This week I’ve been brainstorming and researching some new coping mechanisms beyond writing – I have a tendency to rely solely on the one and it doesn’t always work out so well. So I may be writing more on different self-care and coping strategies in the near future as I experiment and try some new things out!


Love, light, and a heaping dose of kindness,

untitled

Posted by katharine_marie in Anxiety, Depression, General, Life in 2020, Lifestyle, mental health, 2 comments

Win the Battle

Hello my lovely dreaming readers!

I talk a lot about how depression is a rough road with a lot of ups and downs. And every word of it is true.
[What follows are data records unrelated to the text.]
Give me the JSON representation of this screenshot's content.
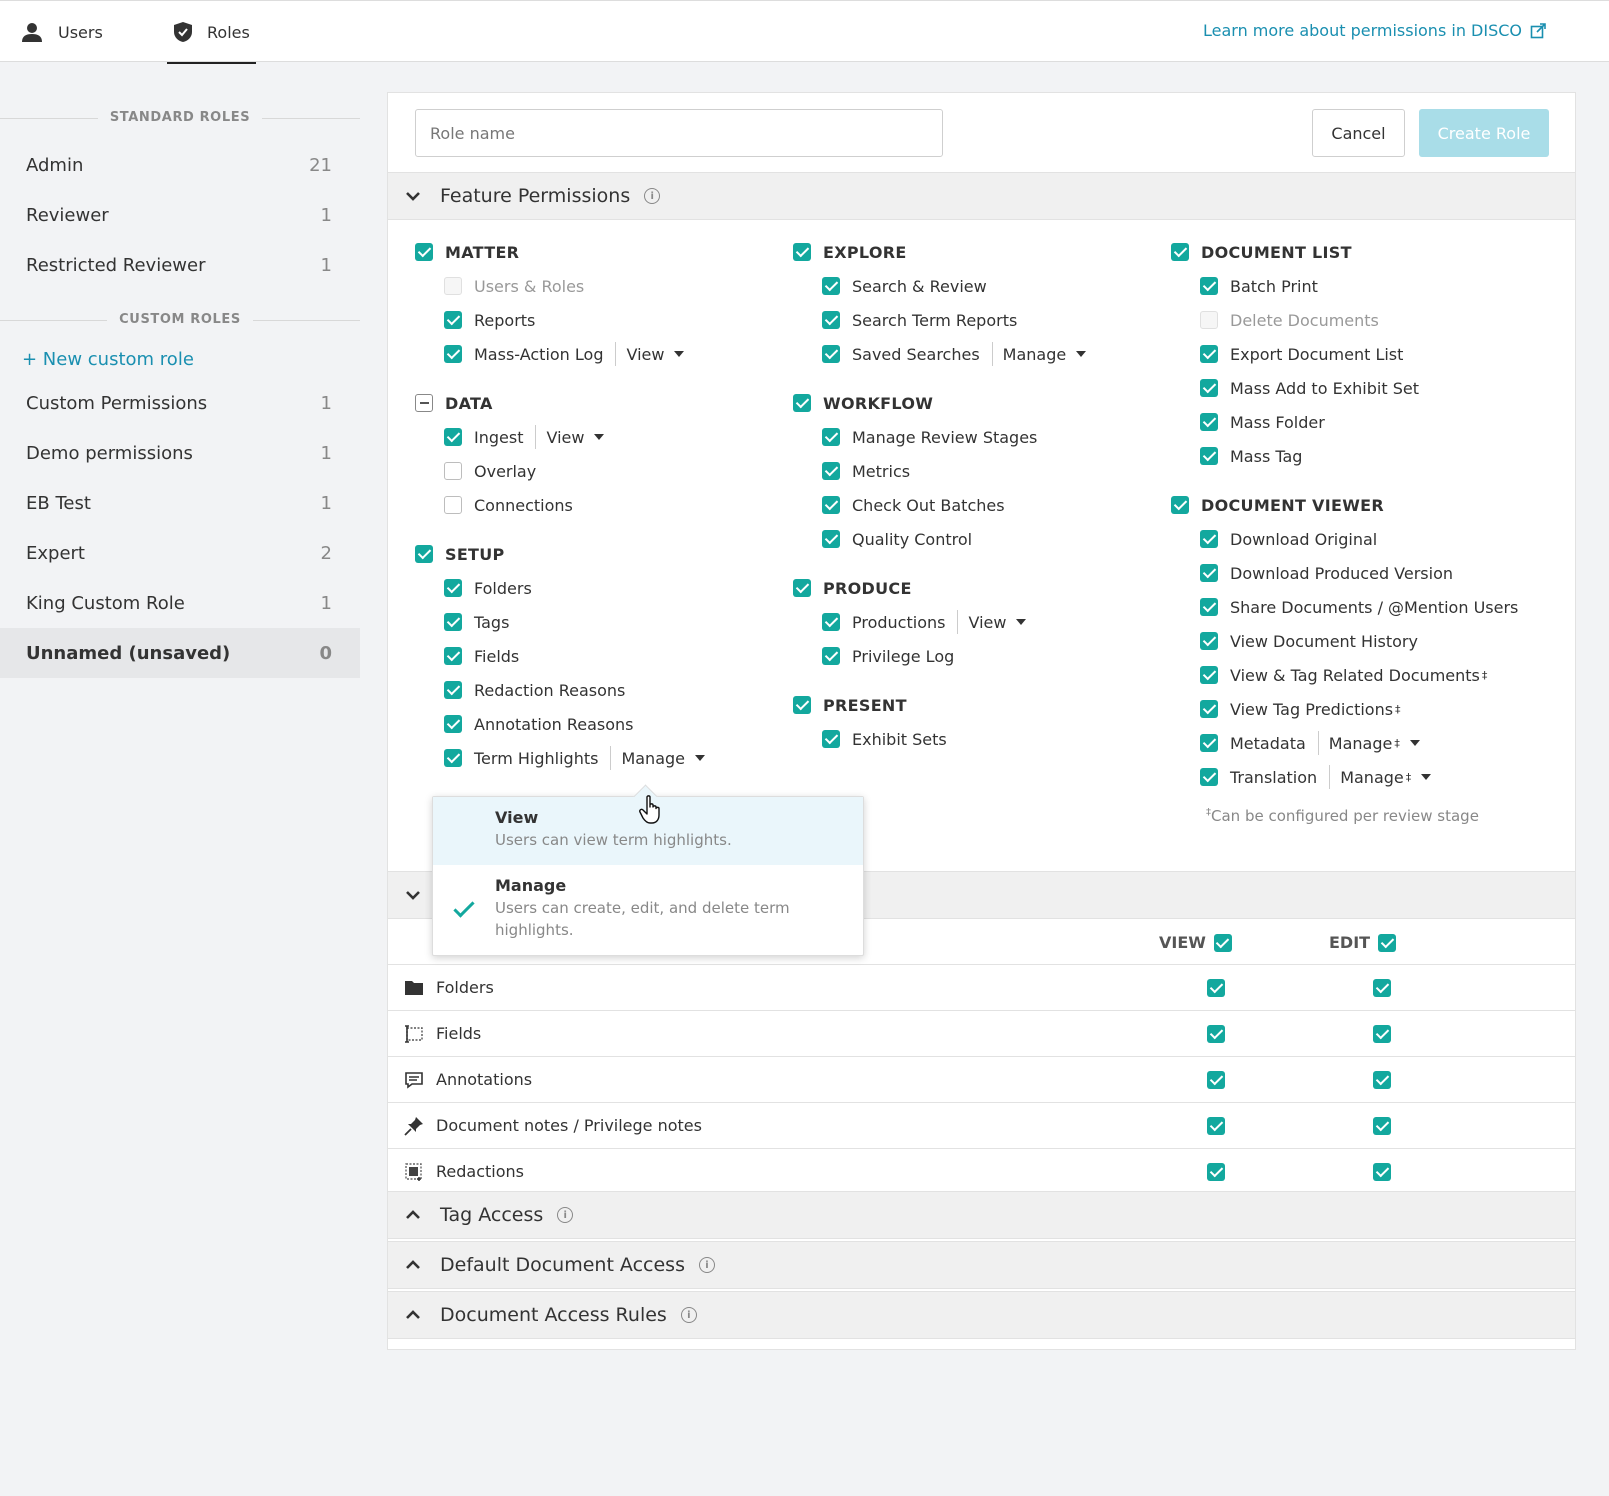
{
  "nav": {
    "tabs": [
      {
        "label": "Users",
        "icon": "user-icon"
      },
      {
        "label": "Roles",
        "icon": "shield-icon"
      }
    ],
    "learn_link": "Learn more about permissions in DISCO"
  },
  "sidebar": {
    "standard_heading": "STANDARD ROLES",
    "standard_roles": [
      {
        "name": "Admin",
        "count": "21"
      },
      {
        "name": "Reviewer",
        "count": "1"
      },
      {
        "name": "Restricted Reviewer",
        "count": "1"
      }
    ],
    "custom_heading": "CUSTOM ROLES",
    "new_role_label": "+ New custom role",
    "custom_roles": [
      {
        "name": "Custom Permissions",
        "count": "1"
      },
      {
        "name": "Demo permissions",
        "count": "1"
      },
      {
        "name": "EB Test",
        "count": "1"
      },
      {
        "name": "Expert",
        "count": "2"
      },
      {
        "name": "King Custom Role",
        "count": "1"
      },
      {
        "name": "Unnamed (unsaved)",
        "count": "0",
        "active": true
      }
    ]
  },
  "form": {
    "role_name_placeholder": "Role name",
    "role_name_value": "",
    "cancel_label": "Cancel",
    "create_label": "Create Role"
  },
  "feature_permissions": {
    "title": "Feature Permissions",
    "matter": {
      "label": "MATTER",
      "state": "on",
      "items": [
        {
          "label": "Users & Roles",
          "state": "disabled"
        },
        {
          "label": "Reports",
          "state": "on"
        },
        {
          "label": "Mass-Action Log",
          "state": "on",
          "level": "View"
        }
      ]
    },
    "data": {
      "label": "DATA",
      "state": "indeterminate",
      "items": [
        {
          "label": "Ingest",
          "state": "on",
          "level": "View"
        },
        {
          "label": "Overlay",
          "state": "off"
        },
        {
          "label": "Connections",
          "state": "off"
        }
      ]
    },
    "setup": {
      "label": "SETUP",
      "state": "on",
      "items": [
        {
          "label": "Folders",
          "state": "on"
        },
        {
          "label": "Tags",
          "state": "on"
        },
        {
          "label": "Fields",
          "state": "on"
        },
        {
          "label": "Redaction Reasons",
          "state": "on"
        },
        {
          "label": "Annotation Reasons",
          "state": "on"
        },
        {
          "label": "Term Highlights",
          "state": "on",
          "level": "Manage"
        }
      ]
    },
    "explore": {
      "label": "EXPLORE",
      "state": "on",
      "items": [
        {
          "label": "Search & Review",
          "state": "on"
        },
        {
          "label": "Search Term Reports",
          "state": "on"
        },
        {
          "label": "Saved Searches",
          "state": "on",
          "level": "Manage"
        }
      ]
    },
    "workflow": {
      "label": "WORKFLOW",
      "state": "on",
      "items": [
        {
          "label": "Manage Review Stages",
          "state": "on"
        },
        {
          "label": "Metrics",
          "state": "on"
        },
        {
          "label": "Check Out Batches",
          "state": "on"
        },
        {
          "label": "Quality Control",
          "state": "on"
        }
      ]
    },
    "produce": {
      "label": "PRODUCE",
      "state": "on",
      "items": [
        {
          "label": "Productions",
          "state": "on",
          "level": "View"
        },
        {
          "label": "Privilege Log",
          "state": "on"
        }
      ]
    },
    "present": {
      "label": "PRESENT",
      "state": "on",
      "items": [
        {
          "label": "Exhibit Sets",
          "state": "on"
        }
      ]
    },
    "document_list": {
      "label": "DOCUMENT LIST",
      "state": "on",
      "items": [
        {
          "label": "Batch Print",
          "state": "on"
        },
        {
          "label": "Delete Documents",
          "state": "disabled"
        },
        {
          "label": "Export Document List",
          "state": "on"
        },
        {
          "label": "Mass Add to Exhibit Set",
          "state": "on"
        },
        {
          "label": "Mass Folder",
          "state": "on"
        },
        {
          "label": "Mass Tag",
          "state": "on"
        }
      ]
    },
    "document_viewer": {
      "label": "DOCUMENT VIEWER",
      "state": "on",
      "items": [
        {
          "label": "Download Original",
          "state": "on"
        },
        {
          "label": "Download Produced Version",
          "state": "on"
        },
        {
          "label": "Share Documents / @Mention Users",
          "state": "on"
        },
        {
          "label": "View Document History",
          "state": "on"
        },
        {
          "label": "View & Tag Related Documents",
          "state": "on",
          "dagger": "‡"
        },
        {
          "label": "View Tag Predictions",
          "state": "on",
          "dagger": "‡"
        },
        {
          "label": "Metadata",
          "state": "on",
          "level": "Manage",
          "dagger": "‡"
        },
        {
          "label": "Translation",
          "state": "on",
          "level": "Manage",
          "dagger": "‡"
        }
      ]
    },
    "footnote_mark": "‡",
    "footnote": "Can be configured per review stage"
  },
  "popup": {
    "options": [
      {
        "label": "View",
        "desc": "Users can view term highlights.",
        "selected": false
      },
      {
        "label": "Manage",
        "desc": "Users can create, edit, and delete term highlights.",
        "selected": true
      }
    ]
  },
  "data_access": {
    "view_label": "VIEW",
    "edit_label": "EDIT",
    "rows": [
      {
        "label": "Folders",
        "icon": "folder-icon",
        "view": true,
        "edit": true
      },
      {
        "label": "Fields",
        "icon": "field-icon",
        "view": true,
        "edit": true
      },
      {
        "label": "Annotations",
        "icon": "annotation-icon",
        "view": true,
        "edit": true
      },
      {
        "label": "Document notes / Privilege notes",
        "icon": "pin-icon",
        "view": true,
        "edit": true
      },
      {
        "label": "Redactions",
        "icon": "redaction-icon",
        "view": true,
        "edit": true
      }
    ]
  },
  "sections": [
    {
      "title": "Tag Access"
    },
    {
      "title": "Default Document Access"
    },
    {
      "title": "Document Access Rules"
    }
  ],
  "colors": {
    "accent": "#13a89e",
    "link": "#1a8fb0",
    "create_disabled": "#a9dde8"
  }
}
The struggle of managing a mental health issue is never a straight line, its always a zigzagging path and you never really know what’s coming next.

But time and time again there’s always one idea that comes back into my mind. I’m honestly not even sure when or where I first saw or read it. Probably on some blog somewhere. Wherever it came from, it always provides some small degree of comfort and hope.
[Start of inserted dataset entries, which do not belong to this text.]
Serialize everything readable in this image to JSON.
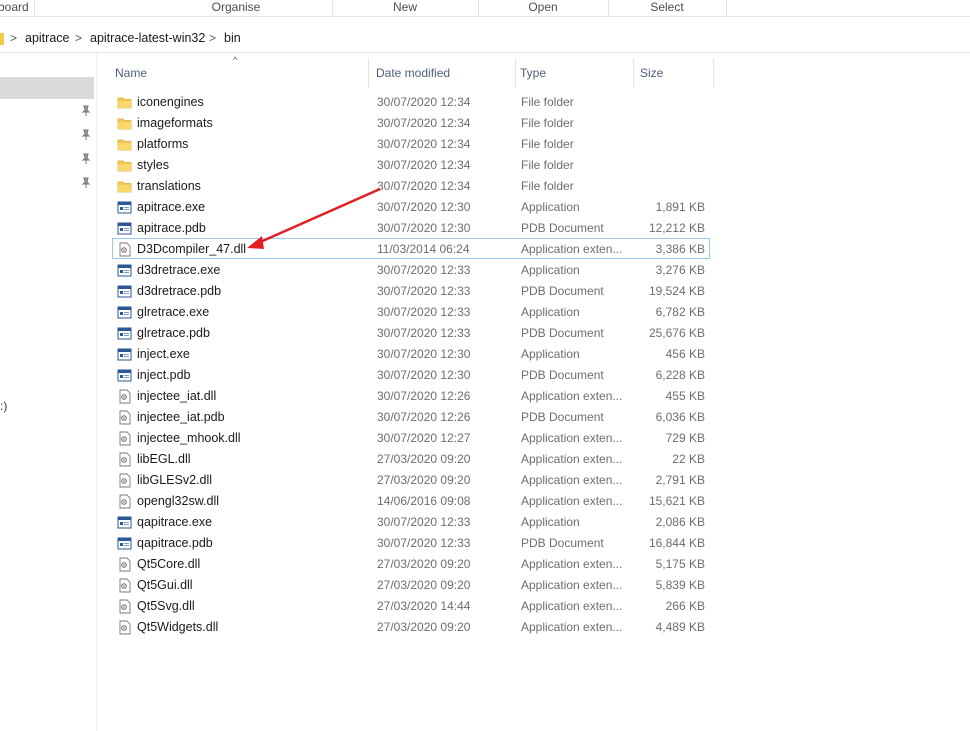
{
  "ribbon": {
    "groups": [
      "board",
      "Organise",
      "New",
      "Open",
      "Select"
    ]
  },
  "address": {
    "crumbs": [
      "apitrace",
      "apitrace-latest-win32",
      "bin"
    ],
    "separator": ">"
  },
  "nav": {
    "drive_fragment": ":)"
  },
  "columns": {
    "name": "Name",
    "date": "Date modified",
    "type": "Type",
    "size": "Size"
  },
  "files": [
    {
      "name": "iconengines",
      "date": "30/07/2020 12:34",
      "type": "File folder",
      "size": "",
      "icon": "folder"
    },
    {
      "name": "imageformats",
      "date": "30/07/2020 12:34",
      "type": "File folder",
      "size": "",
      "icon": "folder"
    },
    {
      "name": "platforms",
      "date": "30/07/2020 12:34",
      "type": "File folder",
      "size": "",
      "icon": "folder"
    },
    {
      "name": "styles",
      "date": "30/07/2020 12:34",
      "type": "File folder",
      "size": "",
      "icon": "folder"
    },
    {
      "name": "translations",
      "date": "30/07/2020 12:34",
      "type": "File folder",
      "size": "",
      "icon": "folder"
    },
    {
      "name": "apitrace.exe",
      "date": "30/07/2020 12:30",
      "type": "Application",
      "size": "1,891 KB",
      "icon": "app"
    },
    {
      "name": "apitrace.pdb",
      "date": "30/07/2020 12:30",
      "type": "PDB Document",
      "size": "12,212 KB",
      "icon": "app"
    },
    {
      "name": "D3Dcompiler_47.dll",
      "date": "11/03/2014 06:24",
      "type": "Application exten...",
      "size": "3,386 KB",
      "icon": "dll"
    },
    {
      "name": "d3dretrace.exe",
      "date": "30/07/2020 12:33",
      "type": "Application",
      "size": "3,276 KB",
      "icon": "app"
    },
    {
      "name": "d3dretrace.pdb",
      "date": "30/07/2020 12:33",
      "type": "PDB Document",
      "size": "19,524 KB",
      "icon": "app"
    },
    {
      "name": "glretrace.exe",
      "date": "30/07/2020 12:33",
      "type": "Application",
      "size": "6,782 KB",
      "icon": "app"
    },
    {
      "name": "glretrace.pdb",
      "date": "30/07/2020 12:33",
      "type": "PDB Document",
      "size": "25,676 KB",
      "icon": "app"
    },
    {
      "name": "inject.exe",
      "date": "30/07/2020 12:30",
      "type": "Application",
      "size": "456 KB",
      "icon": "app"
    },
    {
      "name": "inject.pdb",
      "date": "30/07/2020 12:30",
      "type": "PDB Document",
      "size": "6,228 KB",
      "icon": "app"
    },
    {
      "name": "injectee_iat.dll",
      "date": "30/07/2020 12:26",
      "type": "Application exten...",
      "size": "455 KB",
      "icon": "dll"
    },
    {
      "name": "injectee_iat.pdb",
      "date": "30/07/2020 12:26",
      "type": "PDB Document",
      "size": "6,036 KB",
      "icon": "dll"
    },
    {
      "name": "injectee_mhook.dll",
      "date": "30/07/2020 12:27",
      "type": "Application exten...",
      "size": "729 KB",
      "icon": "dll"
    },
    {
      "name": "libEGL.dll",
      "date": "27/03/2020 09:20",
      "type": "Application exten...",
      "size": "22 KB",
      "icon": "dll"
    },
    {
      "name": "libGLESv2.dll",
      "date": "27/03/2020 09:20",
      "type": "Application exten...",
      "size": "2,791 KB",
      "icon": "dll"
    },
    {
      "name": "opengl32sw.dll",
      "date": "14/06/2016 09:08",
      "type": "Application exten...",
      "size": "15,621 KB",
      "icon": "dll"
    },
    {
      "name": "qapitrace.exe",
      "date": "30/07/2020 12:33",
      "type": "Application",
      "size": "2,086 KB",
      "icon": "app"
    },
    {
      "name": "qapitrace.pdb",
      "date": "30/07/2020 12:33",
      "type": "PDB Document",
      "size": "16,844 KB",
      "icon": "app"
    },
    {
      "name": "Qt5Core.dll",
      "date": "27/03/2020 09:20",
      "type": "Application exten...",
      "size": "5,175 KB",
      "icon": "dll"
    },
    {
      "name": "Qt5Gui.dll",
      "date": "27/03/2020 09:20",
      "type": "Application exten...",
      "size": "5,839 KB",
      "icon": "dll"
    },
    {
      "name": "Qt5Svg.dll",
      "date": "27/03/2020 14:44",
      "type": "Application exten...",
      "size": "266 KB",
      "icon": "dll"
    },
    {
      "name": "Qt5Widgets.dll",
      "date": "27/03/2020 09:20",
      "type": "Application exten...",
      "size": "4,489 KB",
      "icon": "dll"
    }
  ],
  "highlighted_index": 7,
  "colors": {
    "folder": "#f3c94c",
    "header_text": "#4c607a",
    "annotation_arrow": "#e02020",
    "highlight_border": "#99c9ef"
  }
}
DBdPt9pXkAA_cei.jpg

You’ve won every battle so far.

Maybe it doesn’t seem like a super profound idea, but the first time I saw it, my mind was definitely blown. I happened upon it when I was in a deep dark hole and there seemed to be no way out. I was despairing, there was no hope, and I was ready to give in. While those words didn’t pave the way out of my darkness, they reminded me that I had been at this point before, sometimes even deeper.

And I had won those battles. Every single one of them.

I had come out the other side, usually stronger. I had battled depression and won, more times than I cared to count.

And that thought was, and still is, the thought that kept me going. Kept me fighting for the light at the other end of the tunnel.

Because if I had won this battle before, what was stopping me from winning it this time?


Maybe these words don’t strike you as strong as they did me. Maybe this is your first time fighting this battle so you can’t resonate the same way. But depression will never be stronger than you. It will never be stronger than the power of love.

It is an incredibly hard battle to fight, but it is not impossible. Not as long as you keep fighting.


As always, with the power of love and kindness,

Katharine Marie

Posted by katharine_marie in Depression, mental health, 0 comments